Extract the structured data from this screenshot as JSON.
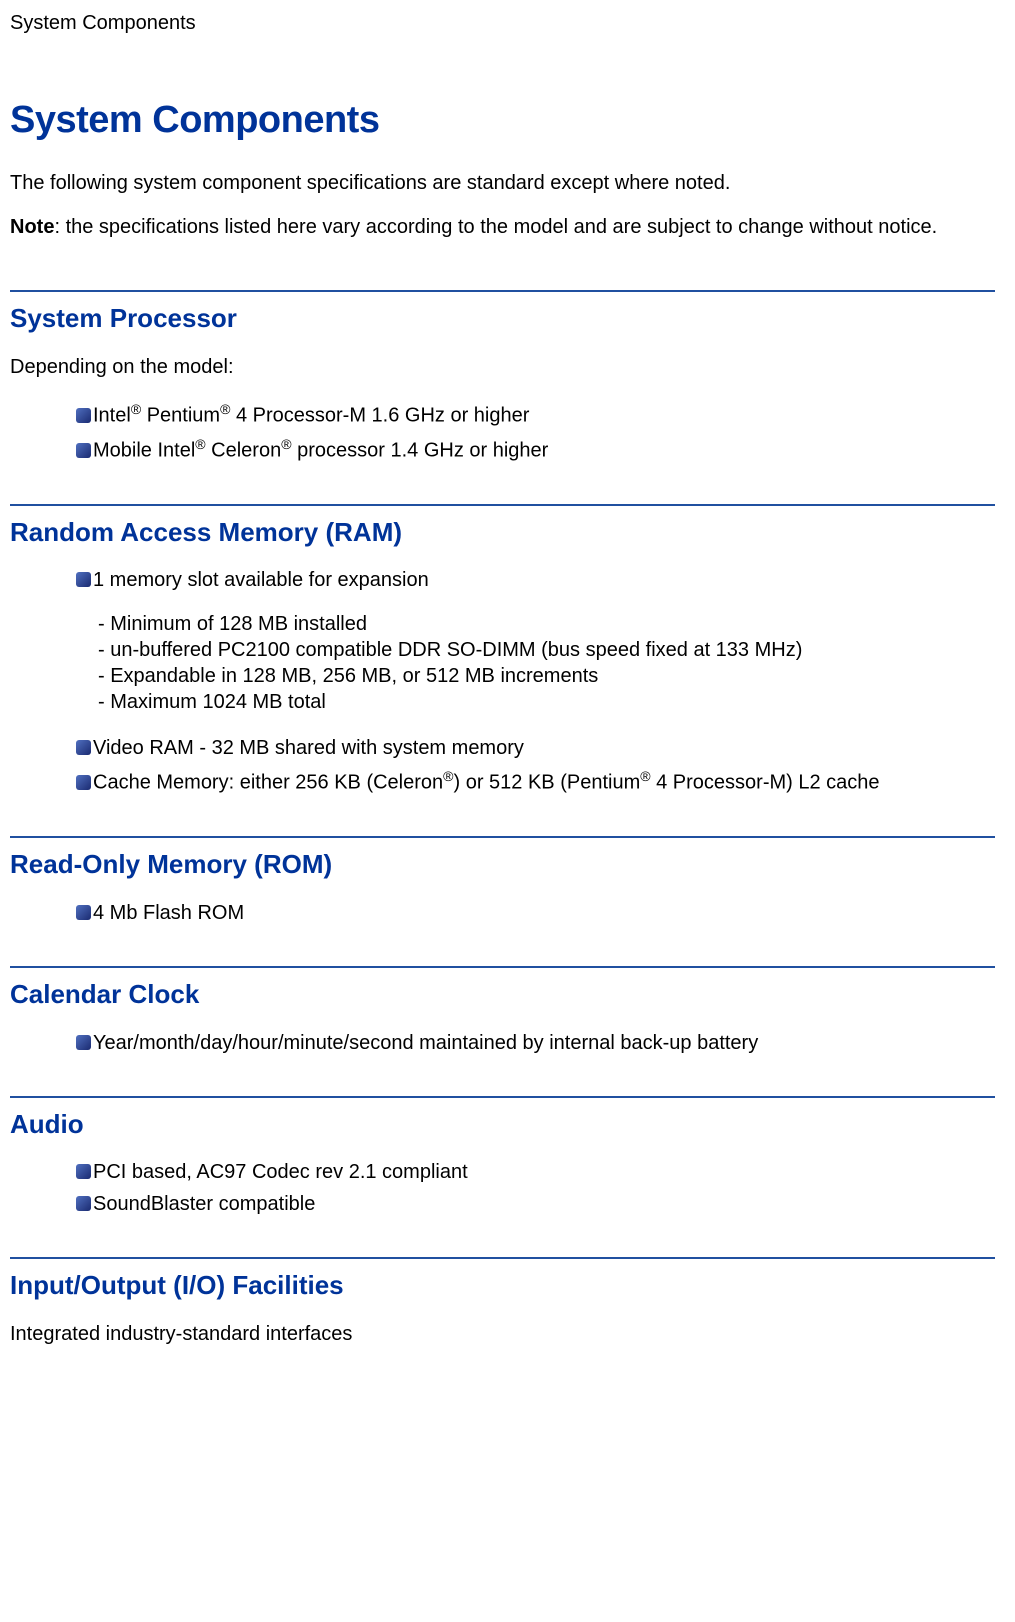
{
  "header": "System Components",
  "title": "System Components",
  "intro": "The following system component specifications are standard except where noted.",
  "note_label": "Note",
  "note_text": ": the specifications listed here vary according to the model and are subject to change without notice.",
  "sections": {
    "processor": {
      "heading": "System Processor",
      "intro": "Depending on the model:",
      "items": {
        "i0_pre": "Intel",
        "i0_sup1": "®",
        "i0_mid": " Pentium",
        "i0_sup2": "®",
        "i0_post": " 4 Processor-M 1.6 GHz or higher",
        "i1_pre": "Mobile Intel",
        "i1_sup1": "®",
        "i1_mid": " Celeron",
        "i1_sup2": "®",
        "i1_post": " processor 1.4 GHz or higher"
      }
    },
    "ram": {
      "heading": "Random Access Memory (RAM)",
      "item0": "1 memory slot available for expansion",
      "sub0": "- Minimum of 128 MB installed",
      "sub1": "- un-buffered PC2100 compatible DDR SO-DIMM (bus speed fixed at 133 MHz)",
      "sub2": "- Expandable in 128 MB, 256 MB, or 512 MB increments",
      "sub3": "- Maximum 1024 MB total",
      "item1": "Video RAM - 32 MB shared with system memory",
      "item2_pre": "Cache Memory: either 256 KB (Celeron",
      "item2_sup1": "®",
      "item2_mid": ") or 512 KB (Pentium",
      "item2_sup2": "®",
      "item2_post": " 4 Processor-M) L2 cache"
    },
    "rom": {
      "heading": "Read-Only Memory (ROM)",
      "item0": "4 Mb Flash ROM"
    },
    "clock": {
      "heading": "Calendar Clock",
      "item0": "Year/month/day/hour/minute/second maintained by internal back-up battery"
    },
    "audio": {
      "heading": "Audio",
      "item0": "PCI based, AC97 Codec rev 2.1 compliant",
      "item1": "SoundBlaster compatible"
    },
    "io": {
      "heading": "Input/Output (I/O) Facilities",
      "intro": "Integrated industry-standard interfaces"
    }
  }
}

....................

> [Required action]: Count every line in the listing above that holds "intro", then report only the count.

> [Written answer]: 3